### [Exercise]
Check each line of the entries. Copy the ones that contain the string "title".

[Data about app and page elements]

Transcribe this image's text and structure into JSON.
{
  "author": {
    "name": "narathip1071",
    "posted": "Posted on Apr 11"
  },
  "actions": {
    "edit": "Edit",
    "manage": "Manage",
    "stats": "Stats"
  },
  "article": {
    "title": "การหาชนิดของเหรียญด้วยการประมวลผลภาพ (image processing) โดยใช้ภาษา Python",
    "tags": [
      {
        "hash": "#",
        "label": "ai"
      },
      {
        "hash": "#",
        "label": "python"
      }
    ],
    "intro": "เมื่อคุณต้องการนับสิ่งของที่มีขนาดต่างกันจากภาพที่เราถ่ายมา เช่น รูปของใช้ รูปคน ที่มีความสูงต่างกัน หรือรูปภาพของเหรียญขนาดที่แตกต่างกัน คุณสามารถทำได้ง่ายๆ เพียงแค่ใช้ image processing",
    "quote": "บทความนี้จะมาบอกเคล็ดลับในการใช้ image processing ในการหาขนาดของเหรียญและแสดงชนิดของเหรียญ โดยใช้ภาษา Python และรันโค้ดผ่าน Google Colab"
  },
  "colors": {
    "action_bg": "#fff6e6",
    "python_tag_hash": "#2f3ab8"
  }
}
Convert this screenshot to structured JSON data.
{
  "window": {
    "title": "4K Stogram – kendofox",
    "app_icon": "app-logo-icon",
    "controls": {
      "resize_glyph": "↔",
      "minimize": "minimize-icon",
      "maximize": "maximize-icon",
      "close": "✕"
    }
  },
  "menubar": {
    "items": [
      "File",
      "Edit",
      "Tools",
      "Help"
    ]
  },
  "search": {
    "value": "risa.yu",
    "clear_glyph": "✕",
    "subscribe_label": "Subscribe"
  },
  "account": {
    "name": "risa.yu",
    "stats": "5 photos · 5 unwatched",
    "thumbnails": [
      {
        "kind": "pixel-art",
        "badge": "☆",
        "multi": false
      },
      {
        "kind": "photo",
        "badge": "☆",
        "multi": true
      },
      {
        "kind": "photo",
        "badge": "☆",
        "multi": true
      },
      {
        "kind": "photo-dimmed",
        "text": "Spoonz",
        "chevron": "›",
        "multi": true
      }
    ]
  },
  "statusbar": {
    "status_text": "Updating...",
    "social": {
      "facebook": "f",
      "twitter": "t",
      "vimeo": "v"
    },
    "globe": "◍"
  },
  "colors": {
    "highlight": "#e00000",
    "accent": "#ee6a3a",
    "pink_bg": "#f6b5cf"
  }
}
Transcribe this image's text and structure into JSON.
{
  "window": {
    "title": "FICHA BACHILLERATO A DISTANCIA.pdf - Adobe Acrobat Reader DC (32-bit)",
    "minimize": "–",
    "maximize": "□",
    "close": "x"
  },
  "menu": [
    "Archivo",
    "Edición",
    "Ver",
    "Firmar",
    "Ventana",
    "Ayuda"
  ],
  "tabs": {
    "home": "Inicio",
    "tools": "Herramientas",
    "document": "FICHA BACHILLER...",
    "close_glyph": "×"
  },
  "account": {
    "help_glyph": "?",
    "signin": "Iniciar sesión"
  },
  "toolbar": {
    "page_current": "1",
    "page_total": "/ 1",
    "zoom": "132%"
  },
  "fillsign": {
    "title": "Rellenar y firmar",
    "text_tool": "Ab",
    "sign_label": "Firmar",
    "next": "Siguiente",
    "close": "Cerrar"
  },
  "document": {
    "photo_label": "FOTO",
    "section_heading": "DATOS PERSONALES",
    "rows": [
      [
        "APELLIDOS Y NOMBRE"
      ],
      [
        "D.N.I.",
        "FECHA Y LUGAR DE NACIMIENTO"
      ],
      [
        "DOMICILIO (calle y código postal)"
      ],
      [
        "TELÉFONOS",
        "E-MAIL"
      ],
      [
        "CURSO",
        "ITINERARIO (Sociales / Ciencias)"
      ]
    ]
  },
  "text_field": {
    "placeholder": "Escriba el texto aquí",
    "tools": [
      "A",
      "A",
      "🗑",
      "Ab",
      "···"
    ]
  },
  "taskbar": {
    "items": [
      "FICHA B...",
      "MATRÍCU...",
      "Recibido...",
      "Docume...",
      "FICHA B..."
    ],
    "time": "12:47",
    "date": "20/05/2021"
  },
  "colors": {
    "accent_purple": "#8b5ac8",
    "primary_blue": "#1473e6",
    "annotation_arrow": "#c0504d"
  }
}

### [Exercise solution]
    "title": "การหาชนิดของเหรียญด้วยการประมวลผลภาพ (image processing) โดยใช้ภาษา Python",
    "title": "4K Stogram – kendofox",
    "title": "FICHA BACHILLERATO A DISTANCIA.pdf - Adobe Acrobat Reader DC (32-bit)",
    "title": "Rellenar y firmar",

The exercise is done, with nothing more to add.